Word for word, copy out the data below, omitting pictures.

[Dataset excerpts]
# # # # # # #

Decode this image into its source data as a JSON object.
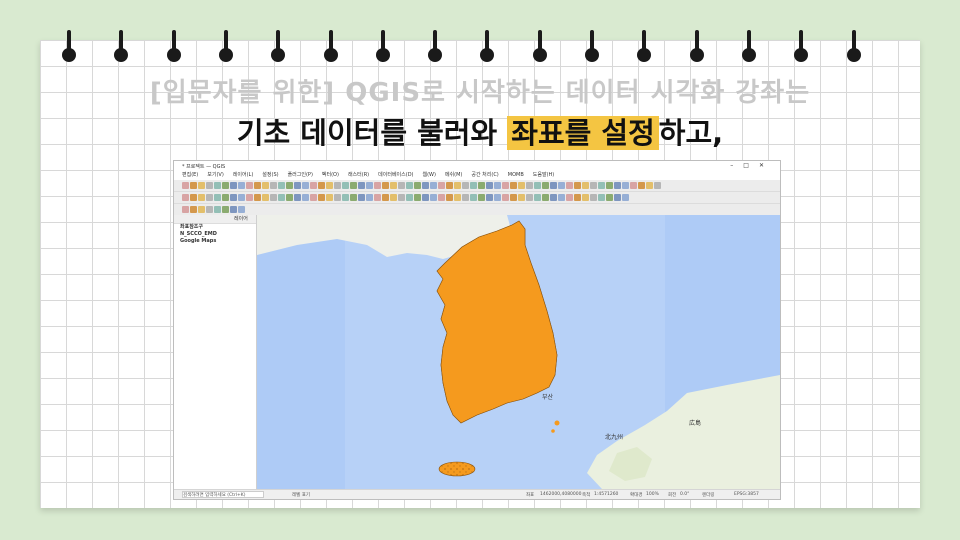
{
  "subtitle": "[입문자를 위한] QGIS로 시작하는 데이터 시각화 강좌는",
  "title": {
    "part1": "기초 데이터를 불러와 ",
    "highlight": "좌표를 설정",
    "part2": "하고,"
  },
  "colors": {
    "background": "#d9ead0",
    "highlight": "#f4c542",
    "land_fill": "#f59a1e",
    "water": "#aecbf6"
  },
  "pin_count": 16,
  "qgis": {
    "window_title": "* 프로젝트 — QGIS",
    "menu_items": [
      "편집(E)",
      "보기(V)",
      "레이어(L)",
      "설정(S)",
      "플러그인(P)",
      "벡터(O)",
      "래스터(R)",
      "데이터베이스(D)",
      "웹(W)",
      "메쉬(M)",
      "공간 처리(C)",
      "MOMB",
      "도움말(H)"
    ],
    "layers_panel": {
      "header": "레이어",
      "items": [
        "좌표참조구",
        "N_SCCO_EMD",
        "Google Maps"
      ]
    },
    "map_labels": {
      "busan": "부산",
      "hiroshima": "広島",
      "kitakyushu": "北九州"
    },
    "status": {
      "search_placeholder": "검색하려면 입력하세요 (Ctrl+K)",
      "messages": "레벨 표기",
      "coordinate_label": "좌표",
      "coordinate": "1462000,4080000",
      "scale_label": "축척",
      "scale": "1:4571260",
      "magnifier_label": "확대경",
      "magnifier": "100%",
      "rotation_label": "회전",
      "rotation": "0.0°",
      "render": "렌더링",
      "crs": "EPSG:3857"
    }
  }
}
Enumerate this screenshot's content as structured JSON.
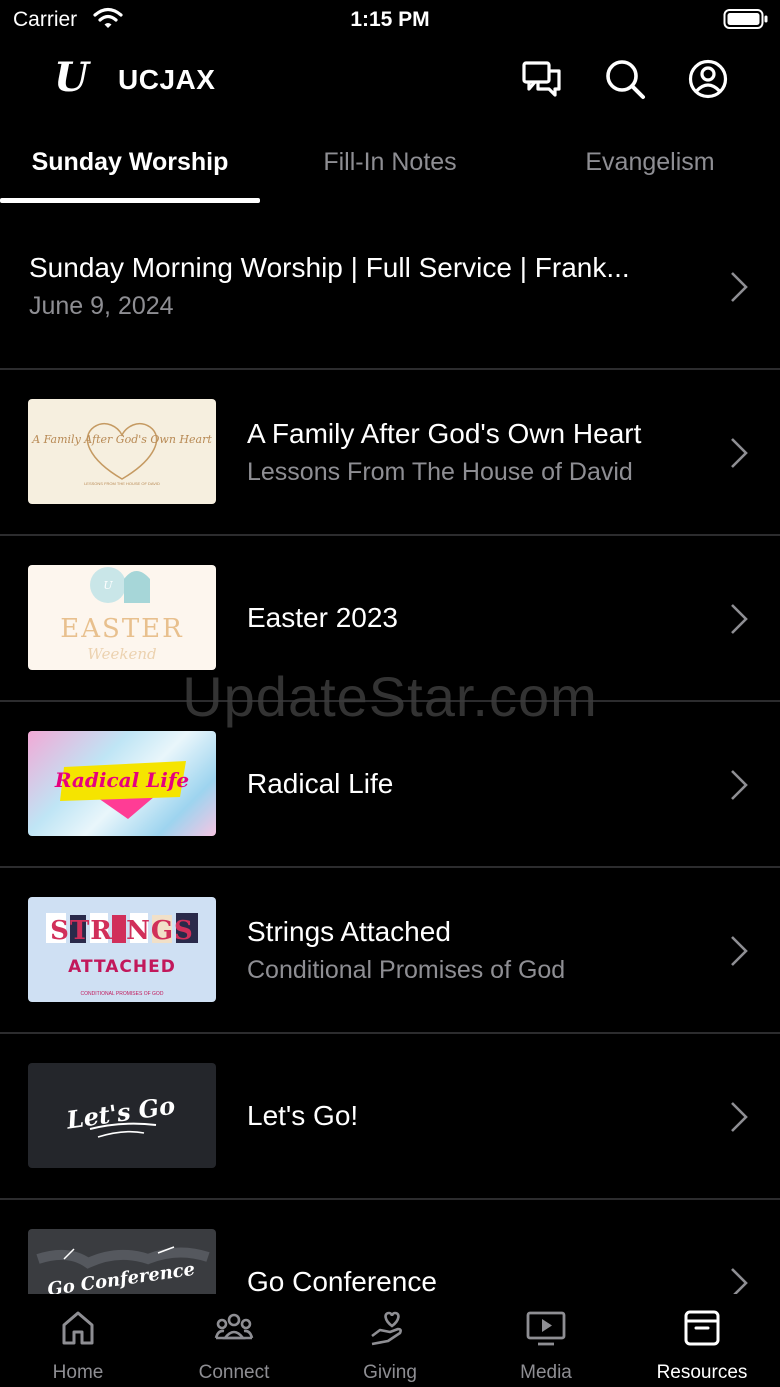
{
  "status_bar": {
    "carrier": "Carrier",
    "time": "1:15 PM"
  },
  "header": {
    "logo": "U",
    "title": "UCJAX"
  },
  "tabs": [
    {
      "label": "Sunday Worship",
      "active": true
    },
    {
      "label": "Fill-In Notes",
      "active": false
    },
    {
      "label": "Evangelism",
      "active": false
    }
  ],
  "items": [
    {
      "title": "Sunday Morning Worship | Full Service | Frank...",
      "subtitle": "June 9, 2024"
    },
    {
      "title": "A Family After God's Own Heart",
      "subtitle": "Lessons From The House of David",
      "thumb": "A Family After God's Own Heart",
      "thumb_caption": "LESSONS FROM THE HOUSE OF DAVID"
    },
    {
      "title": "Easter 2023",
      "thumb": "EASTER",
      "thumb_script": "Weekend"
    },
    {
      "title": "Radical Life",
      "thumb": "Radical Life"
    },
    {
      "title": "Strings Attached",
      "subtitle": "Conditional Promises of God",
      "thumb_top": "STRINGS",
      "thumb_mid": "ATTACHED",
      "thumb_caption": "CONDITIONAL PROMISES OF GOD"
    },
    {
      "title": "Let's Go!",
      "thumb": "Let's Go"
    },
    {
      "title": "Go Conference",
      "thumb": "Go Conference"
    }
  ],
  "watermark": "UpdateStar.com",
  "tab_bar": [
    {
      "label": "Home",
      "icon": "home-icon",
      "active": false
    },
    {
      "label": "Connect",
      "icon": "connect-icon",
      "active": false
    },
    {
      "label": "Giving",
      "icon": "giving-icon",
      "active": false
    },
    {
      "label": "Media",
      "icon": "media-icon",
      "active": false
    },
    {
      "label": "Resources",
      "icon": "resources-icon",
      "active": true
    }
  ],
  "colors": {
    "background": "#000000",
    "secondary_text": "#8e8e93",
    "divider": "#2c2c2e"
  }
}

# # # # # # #

*YOUR RESPONSE:*
Decode this image into its source data as a JSON object.
{
  "subtitle": "[입문자를 위한] QGIS로 시작하는 데이터 시각화 강좌는",
  "title": {
    "part1": "기초 데이터를 불러와 ",
    "highlight": "좌표를 설정",
    "part2": "하고,"
  },
  "colors": {
    "background": "#d9ead0",
    "highlight": "#f4c542",
    "land_fill": "#f59a1e",
    "water": "#aecbf6"
  },
  "pin_count": 16,
  "qgis": {
    "window_title": "* 프로젝트 — QGIS",
    "menu_items": [
      "편집(E)",
      "보기(V)",
      "레이어(L)",
      "설정(S)",
      "플러그인(P)",
      "벡터(O)",
      "래스터(R)",
      "데이터베이스(D)",
      "웹(W)",
      "메쉬(M)",
      "공간 처리(C)",
      "MOMB",
      "도움말(H)"
    ],
    "layers_panel": {
      "header": "레이어",
      "items": [
        "좌표참조구",
        "N_SCCO_EMD",
        "Google Maps"
      ]
    },
    "map_labels": {
      "busan": "부산",
      "hiroshima": "広島",
      "kitakyushu": "北九州"
    },
    "status": {
      "search_placeholder": "검색하려면 입력하세요 (Ctrl+K)",
      "messages": "레벨 표기",
      "coordinate_label": "좌표",
      "coordinate": "1462000,4080000",
      "scale_label": "축척",
      "scale": "1:4571260",
      "magnifier_label": "확대경",
      "magnifier": "100%",
      "rotation_label": "회전",
      "rotation": "0.0°",
      "render": "렌더링",
      "crs": "EPSG:3857"
    }
  }
}
Enumerate this screenshot's content as structured JSON.
{
  "status_bar": {
    "carrier": "Carrier",
    "time": "1:15 PM"
  },
  "header": {
    "logo": "U",
    "title": "UCJAX"
  },
  "tabs": [
    {
      "label": "Sunday Worship",
      "active": true
    },
    {
      "label": "Fill-In Notes",
      "active": false
    },
    {
      "label": "Evangelism",
      "active": false
    }
  ],
  "items": [
    {
      "title": "Sunday Morning Worship | Full Service | Frank...",
      "subtitle": "June 9, 2024"
    },
    {
      "title": "A Family After God's Own Heart",
      "subtitle": "Lessons From The House of David",
      "thumb": "A Family After God's Own Heart",
      "thumb_caption": "LESSONS FROM THE HOUSE OF DAVID"
    },
    {
      "title": "Easter 2023",
      "thumb": "EASTER",
      "thumb_script": "Weekend"
    },
    {
      "title": "Radical Life",
      "thumb": "Radical Life"
    },
    {
      "title": "Strings Attached",
      "subtitle": "Conditional Promises of God",
      "thumb_top": "STRINGS",
      "thumb_mid": "ATTACHED",
      "thumb_caption": "CONDITIONAL PROMISES OF GOD"
    },
    {
      "title": "Let's Go!",
      "thumb": "Let's Go"
    },
    {
      "title": "Go Conference",
      "thumb": "Go Conference"
    }
  ],
  "watermark": "UpdateStar.com",
  "tab_bar": [
    {
      "label": "Home",
      "icon": "home-icon",
      "active": false
    },
    {
      "label": "Connect",
      "icon": "connect-icon",
      "active": false
    },
    {
      "label": "Giving",
      "icon": "giving-icon",
      "active": false
    },
    {
      "label": "Media",
      "icon": "media-icon",
      "active": false
    },
    {
      "label": "Resources",
      "icon": "resources-icon",
      "active": true
    }
  ],
  "colors": {
    "background": "#000000",
    "secondary_text": "#8e8e93",
    "divider": "#2c2c2e"
  }
}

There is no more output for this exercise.